“Suspiria.”
Courtesy of Charlotte Film Festival

“Suspiria”

(Sept. 23) Dario Argento’s story about terror at a ballet academy returns to the big screen in a new 4K restoration from the original, uncut, uncensored 35mm Italian camera negative. (It also has the original 4.0 English surround sound.) Luciano Tovoli, the film’s cinematographer, supervised this three-year restoration.

“Live from the Double Door Inn”

(Sept. 23) This documentary pays tribute to the four-decade glory of Charlotte’s most famous club for blues, rock, zydeco and reggae. Owner Nick Karres will attend the screening and a Q-and-A with the filmmakers; an outdoor concert will follow the screening, whose proceeds go to Community School of the Arts. Look for performances by CSA students and musicians who loved the Double Door.

“Purple Dreams” tells the story of students from Charlotte’s Northwest School of the Arts and “The Color Purple.”
Courtesy of Charlotte Film Festival

“Purple Dreams”

(Oct. 1) Charlotte director Joanne Hock helmed this inspirational documentary, in which students at Northwest School of the Arts – some struggling with homelessness, gang-related violence, or single-family households – immersed themselves in a production of “The Color Purple” and had life-changing experiences.

“78/52.”
Courtesy of Charlotte Film Festival

“78/52”
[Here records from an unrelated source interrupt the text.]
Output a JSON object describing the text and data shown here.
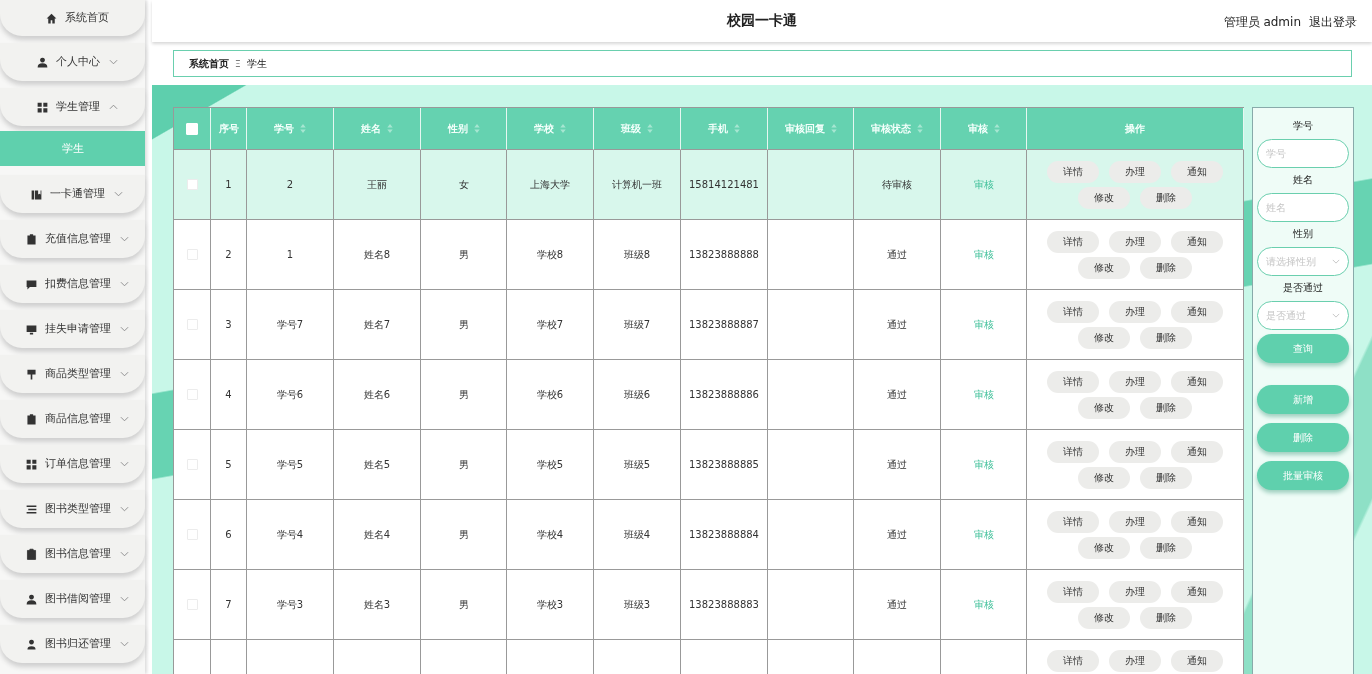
{
  "header": {
    "title": "校园一卡通",
    "user": "管理员 admin",
    "logout": "退出登录"
  },
  "sidebar": {
    "items": [
      {
        "label": "系统首页",
        "kind": "link"
      },
      {
        "label": "个人中心",
        "kind": "menu",
        "expanded": false
      },
      {
        "label": "学生管理",
        "kind": "menu",
        "expanded": true,
        "children": [
          {
            "label": "学生",
            "selected": true
          }
        ]
      },
      {
        "label": "一卡通管理",
        "kind": "menu",
        "expanded": false
      },
      {
        "label": "充值信息管理",
        "kind": "menu",
        "expanded": false
      },
      {
        "label": "扣费信息管理",
        "kind": "menu",
        "expanded": false
      },
      {
        "label": "挂失申请管理",
        "kind": "menu",
        "expanded": false
      },
      {
        "label": "商品类型管理",
        "kind": "menu",
        "expanded": false
      },
      {
        "label": "商品信息管理",
        "kind": "menu",
        "expanded": false
      },
      {
        "label": "订单信息管理",
        "kind": "menu",
        "expanded": false
      },
      {
        "label": "图书类型管理",
        "kind": "menu",
        "expanded": false
      },
      {
        "label": "图书信息管理",
        "kind": "menu",
        "expanded": false
      },
      {
        "label": "图书借阅管理",
        "kind": "menu",
        "expanded": false
      },
      {
        "label": "图书归还管理",
        "kind": "menu",
        "expanded": false
      }
    ]
  },
  "breadcrumb": {
    "items": [
      "系统首页",
      "学生"
    ],
    "separator": "Ξ"
  },
  "table": {
    "select_all": {
      "checked": false
    },
    "columns": [
      {
        "label": "序号",
        "sortable": false
      },
      {
        "label": "学号",
        "sortable": true
      },
      {
        "label": "姓名",
        "sortable": true
      },
      {
        "label": "性别",
        "sortable": true
      },
      {
        "label": "学校",
        "sortable": true
      },
      {
        "label": "班级",
        "sortable": true
      },
      {
        "label": "手机",
        "sortable": true
      },
      {
        "label": "审核回复",
        "sortable": true
      },
      {
        "label": "审核状态",
        "sortable": true
      },
      {
        "label": "审核",
        "sortable": true
      },
      {
        "label": "操作",
        "sortable": false
      }
    ],
    "rows": [
      {
        "checked": false,
        "hover": true,
        "cells": [
          "1",
          "2",
          "王丽",
          "女",
          "上海大学",
          "计算机一班",
          "15814121481"
        ],
        "status": "待审核",
        "review": "审核",
        "actions": [
          "详情",
          "办理",
          "通知",
          "修改",
          "删除"
        ]
      },
      {
        "checked": false,
        "hover": false,
        "cells": [
          "2",
          "1",
          "姓名8",
          "男",
          "学校8",
          "班级8",
          "13823888888"
        ],
        "status": "通过",
        "review": "审核",
        "actions": [
          "详情",
          "办理",
          "通知",
          "修改",
          "删除"
        ]
      },
      {
        "checked": false,
        "hover": false,
        "cells": [
          "3",
          "学号7",
          "姓名7",
          "男",
          "学校7",
          "班级7",
          "13823888887"
        ],
        "status": "通过",
        "review": "审核",
        "actions": [
          "详情",
          "办理",
          "通知",
          "修改",
          "删除"
        ]
      },
      {
        "checked": false,
        "hover": false,
        "cells": [
          "4",
          "学号6",
          "姓名6",
          "男",
          "学校6",
          "班级6",
          "13823888886"
        ],
        "status": "通过",
        "review": "审核",
        "actions": [
          "详情",
          "办理",
          "通知",
          "修改",
          "删除"
        ]
      },
      {
        "checked": false,
        "hover": false,
        "cells": [
          "5",
          "学号5",
          "姓名5",
          "男",
          "学校5",
          "班级5",
          "13823888885"
        ],
        "status": "通过",
        "review": "审核",
        "actions": [
          "详情",
          "办理",
          "通知",
          "修改",
          "删除"
        ]
      },
      {
        "checked": false,
        "hover": false,
        "cells": [
          "6",
          "学号4",
          "姓名4",
          "男",
          "学校4",
          "班级4",
          "13823888884"
        ],
        "status": "通过",
        "review": "审核",
        "actions": [
          "详情",
          "办理",
          "通知",
          "修改",
          "删除"
        ]
      },
      {
        "checked": false,
        "hover": false,
        "cells": [
          "7",
          "学号3",
          "姓名3",
          "男",
          "学校3",
          "班级3",
          "13823888883"
        ],
        "status": "通过",
        "review": "审核",
        "actions": [
          "详情",
          "办理",
          "通知",
          "修改",
          "删除"
        ]
      },
      {
        "hover": false,
        "actions": [
          "详情",
          "办理",
          "通知"
        ]
      }
    ]
  },
  "search": {
    "fields": [
      {
        "label": "学号",
        "kind": "input",
        "placeholder": "学号"
      },
      {
        "label": "姓名",
        "kind": "input",
        "placeholder": "姓名"
      },
      {
        "label": "性别",
        "kind": "select",
        "placeholder": "请选择性别"
      },
      {
        "label": "是否通过",
        "kind": "select",
        "placeholder": "是否通过"
      }
    ],
    "buttons": [
      "查询",
      "新增",
      "删除",
      "批量审核"
    ]
  }
}
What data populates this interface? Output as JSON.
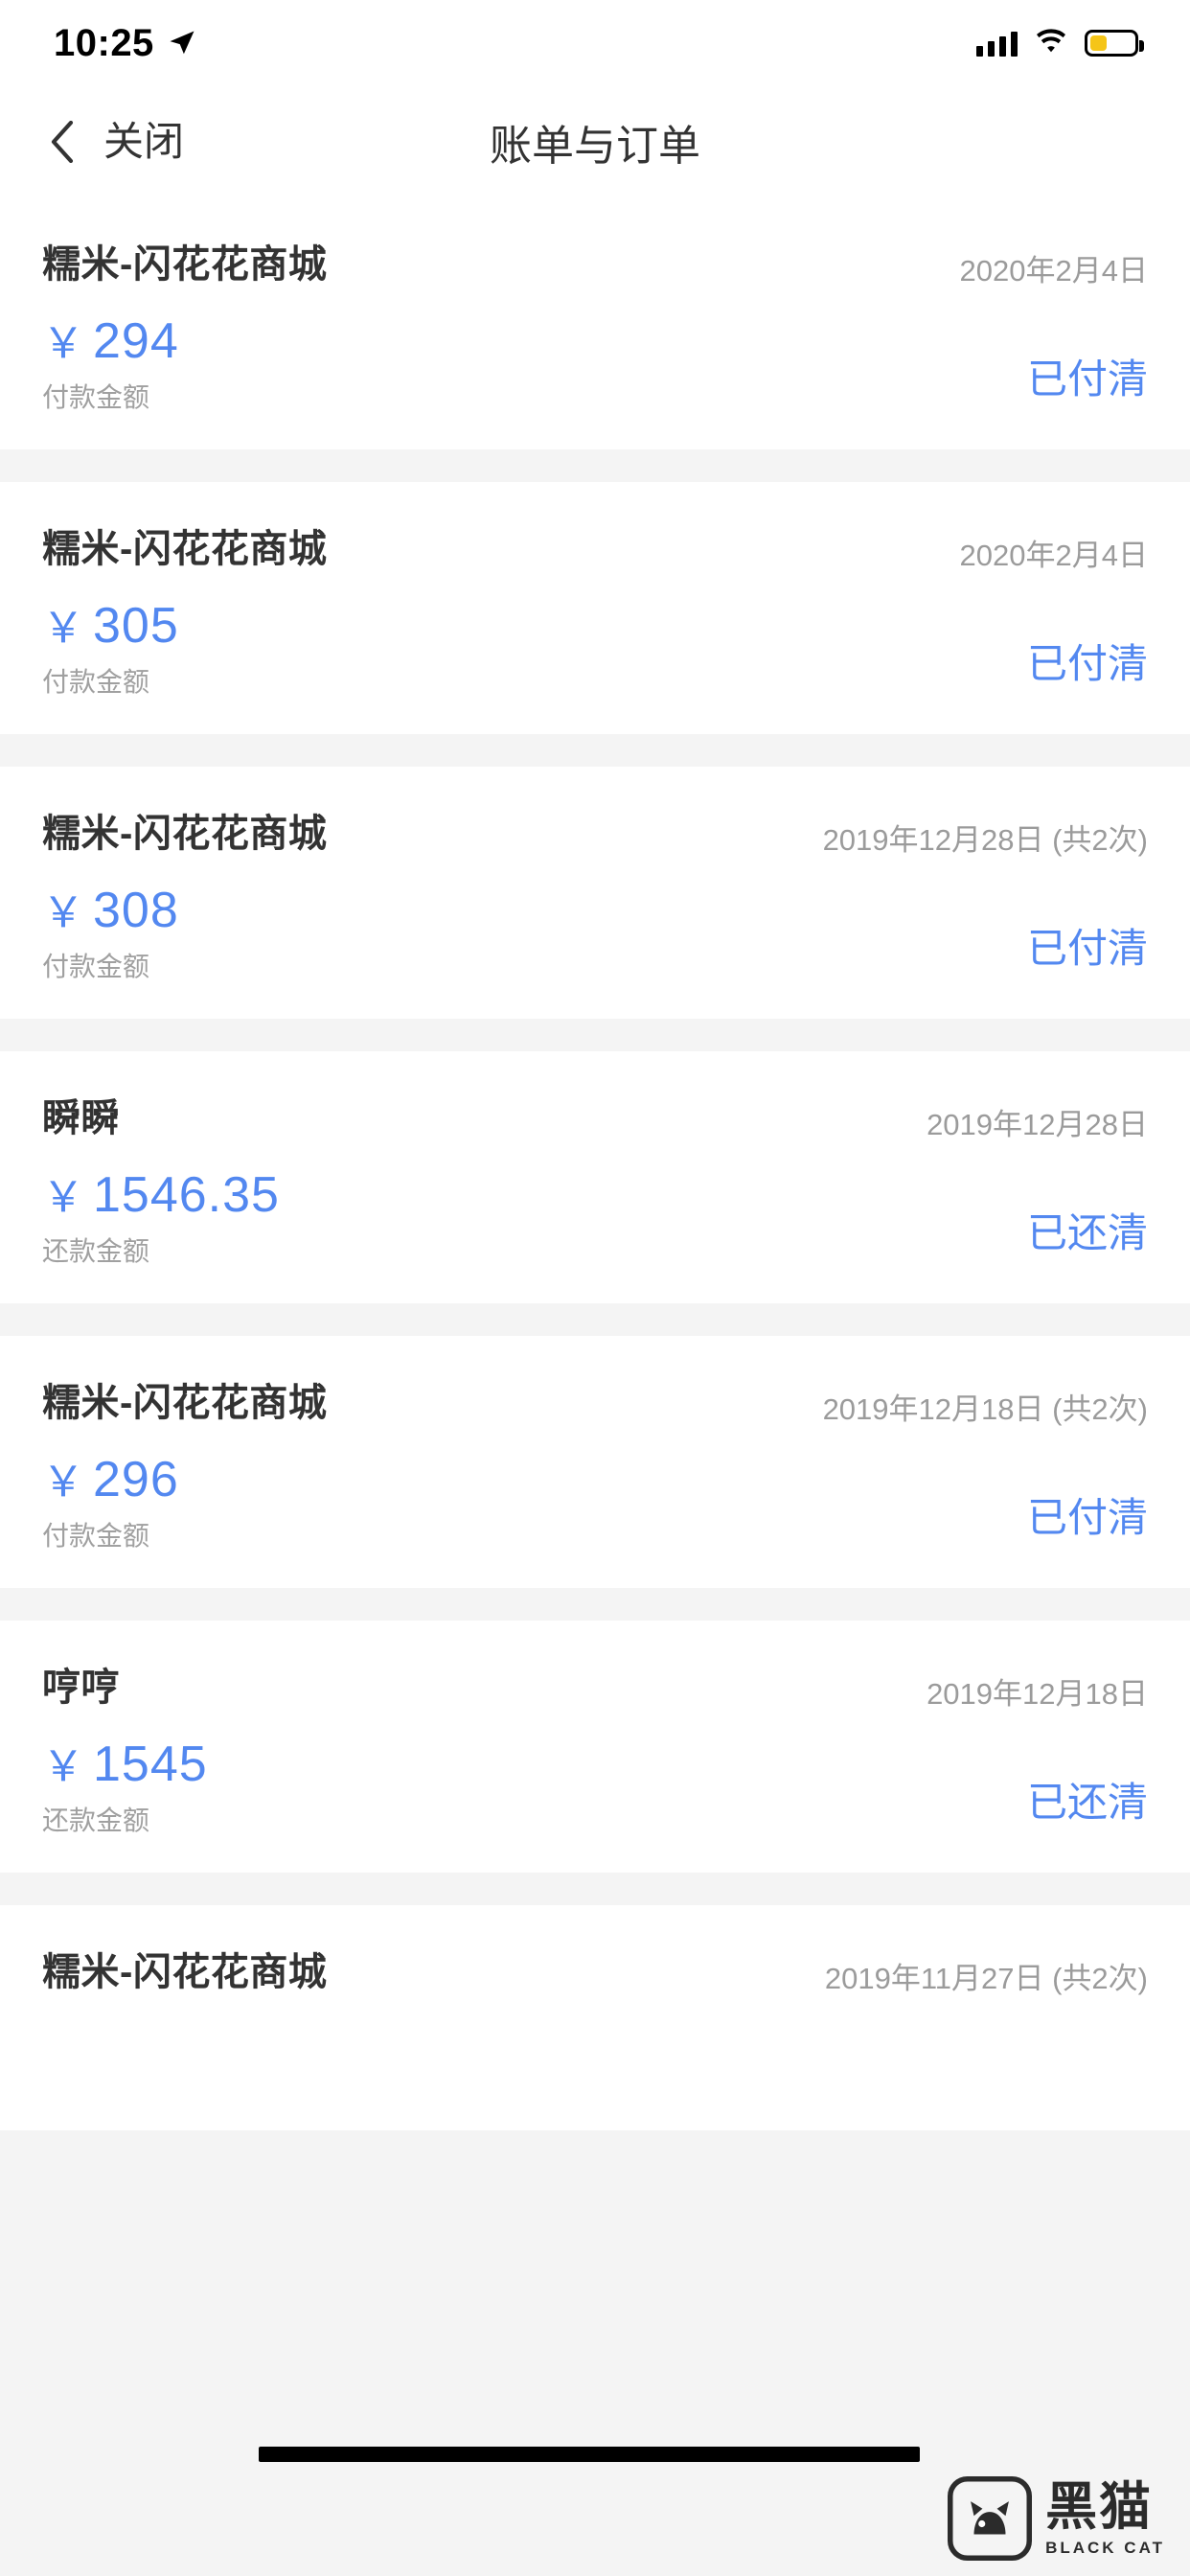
{
  "status_bar": {
    "time": "10:25",
    "location_icon": "location-arrow-icon",
    "signal_icon": "signal-bars-icon",
    "wifi_icon": "wifi-icon",
    "battery_icon": "battery-icon",
    "battery_level_percent": 34
  },
  "nav": {
    "back_icon": "chevron-left-icon",
    "close_label": "关闭",
    "title": "账单与订单"
  },
  "colors": {
    "accent_blue": "#5388f0",
    "primary_text": "#333333",
    "secondary_text": "#9b9b9b",
    "page_background": "#f4f4f4",
    "card_background": "#ffffff",
    "battery_fill": "#f5c518"
  },
  "transactions": [
    {
      "merchant": "糯米-闪花花商城",
      "date": "2020年2月4日",
      "currency": "￥",
      "amount": "294",
      "amount_label": "付款金额",
      "status": "已付清"
    },
    {
      "merchant": "糯米-闪花花商城",
      "date": "2020年2月4日",
      "currency": "￥",
      "amount": "305",
      "amount_label": "付款金额",
      "status": "已付清"
    },
    {
      "merchant": "糯米-闪花花商城",
      "date": "2019年12月28日 (共2次)",
      "currency": "￥",
      "amount": "308",
      "amount_label": "付款金额",
      "status": "已付清"
    },
    {
      "merchant": "瞬瞬",
      "date": "2019年12月28日",
      "currency": "￥",
      "amount": "1546.35",
      "amount_label": "还款金额",
      "status": "已还清"
    },
    {
      "merchant": "糯米-闪花花商城",
      "date": "2019年12月18日 (共2次)",
      "currency": "￥",
      "amount": "296",
      "amount_label": "付款金额",
      "status": "已付清"
    },
    {
      "merchant": "哼哼",
      "date": "2019年12月18日",
      "currency": "￥",
      "amount": "1545",
      "amount_label": "还款金额",
      "status": "已还清"
    },
    {
      "merchant": "糯米-闪花花商城",
      "date": "2019年11月27日 (共2次)",
      "currency": "￥",
      "amount": "",
      "amount_label": "",
      "status": ""
    }
  ],
  "watermark": {
    "logo_icon": "black-cat-logo-icon",
    "chinese": "黑猫",
    "english": "BLACK CAT"
  }
}
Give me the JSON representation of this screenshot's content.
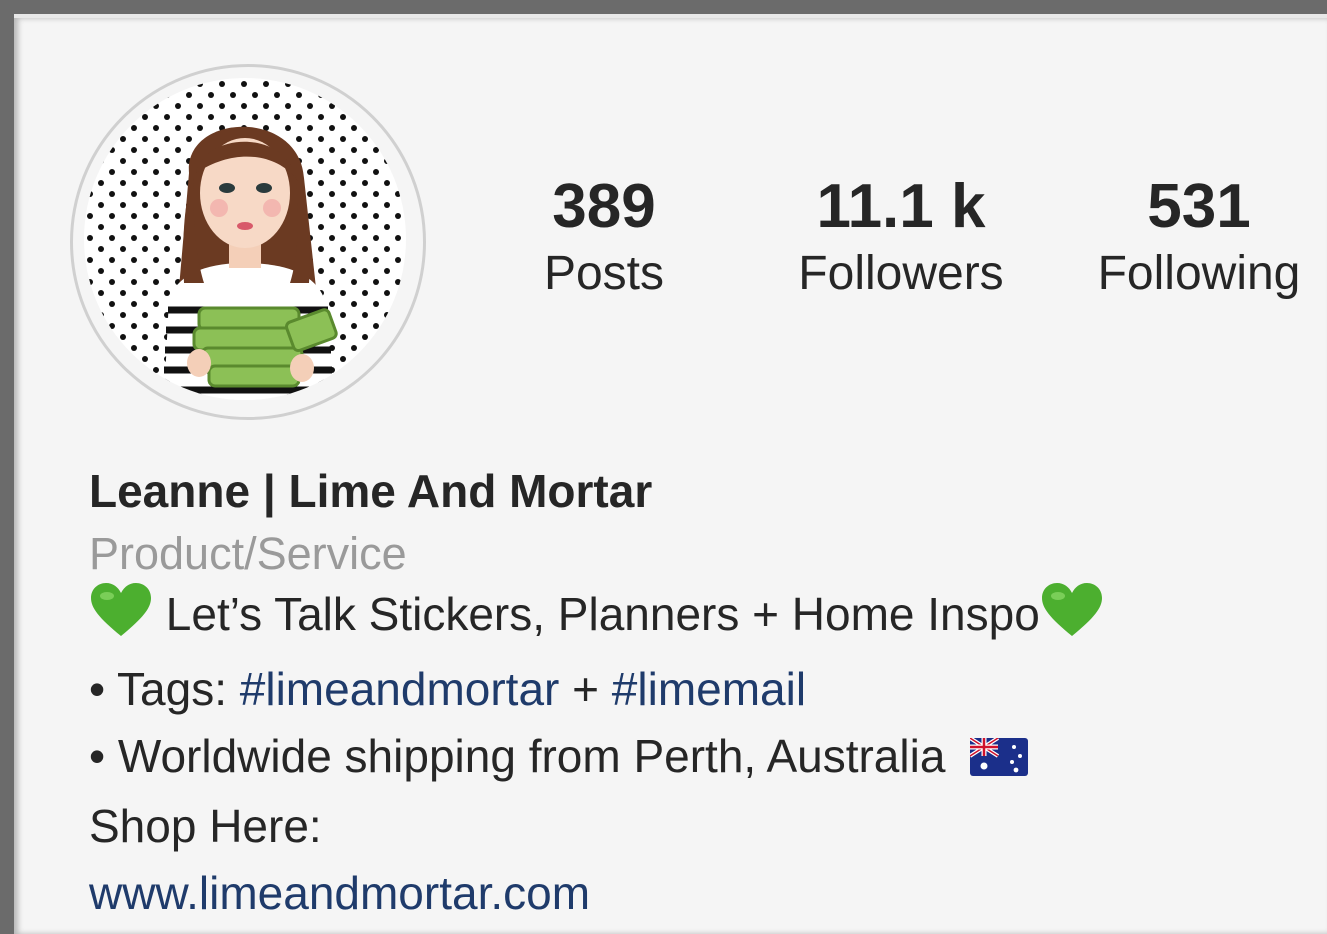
{
  "profile": {
    "stats": [
      {
        "value": "389",
        "label": "Posts"
      },
      {
        "value": "11.1 k",
        "label": "Followers"
      },
      {
        "value": "531",
        "label": "Following"
      }
    ],
    "name": "Leanne | Lime And Mortar",
    "category": "Product/Service",
    "bio": {
      "line1": "Let’s Talk Stickers, Planners + Home Inspo",
      "tags_prefix": "• Tags: ",
      "tag1": "#limeandmortar",
      "tags_sep": " + ",
      "tag2": "#limemail",
      "shipping": "• Worldwide shipping from Perth, Australia",
      "shop_label": "Shop Here:",
      "website": "www.limeandmortar.com"
    },
    "icons": {
      "heart": "green-heart-icon",
      "flag": "australia-flag-icon"
    },
    "colors": {
      "heart": "#4caf2f",
      "link": "#1f3b6b",
      "category": "#9a9a9a"
    }
  }
}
(Sept. 23) This documentary takes an unprecedented look at the iconic shower scene in Alfred Hitchcock's “Psycho” and the screen murder that changed the course of world cinema. A post-screening discussion, moderated by Charlotte Hitchcock guru Sam Shapiro, will follow.

“Feral.”
Courtesy of Charlotte Film Festival

“Feral”

(Sept. 23) A weird animal attacks six medical students on a weekend hike, turning them into bloodthirsty creatures. The vacation becomes a nightmare, as they fight to survive each other. Directed by horror veteran Mark Young and co-written by Young and Adam Frazier, who are both from Charlotte.

“Truth Underground.”
Courtesy of Charlotte Film Festival

“Truth Underground”

(Sept. 30) Spoken-word poets wrestle with poverty, discrimination, PTSD and abandonment in this documentary. One poet’s father leaves her mother with four kids and bills she can't pay; a high schooler explores his identity as a black male after a teacher encourages him; a Marine veteran who lost his best friend to suicide takes his country to task and calls for support for vets through his art.

“Great Choice.”
Courtesy of Charlotte Film Festival

“Great Choice”

(Sept. 29) A woman finds herself stuck in a Red Lobster commercial in this comedy. What more could you need to know?

“Quest.”
Courtesy of Charlotte Film Festival

“Quest”

(Sept. 29) This vérité-style documentary took almost a decade to film, as Philadelphia parents Christopher “Quest” Rainey and Christine’s “Ma Quest” Rainey raise a family while navigating the poverty and strife that grips their neighborhood. Meanwhile, they nurture a community of artists in their basement home music studio.

“My Friend Dahmer.”
Daniel Katz

“My Friend Dahmer”

(Sept. 22) Before Jeffrey Dahmer became a serial killer from 1978 to 1991, he was a shy teenager whose homosexual inclinations and alcohol intake made him a loner. This feature, based on the graphic novel by Derf Backderf, purports to be a true story of the kid who grew up to be a murderer. Ross Lynch and Anne Heche star.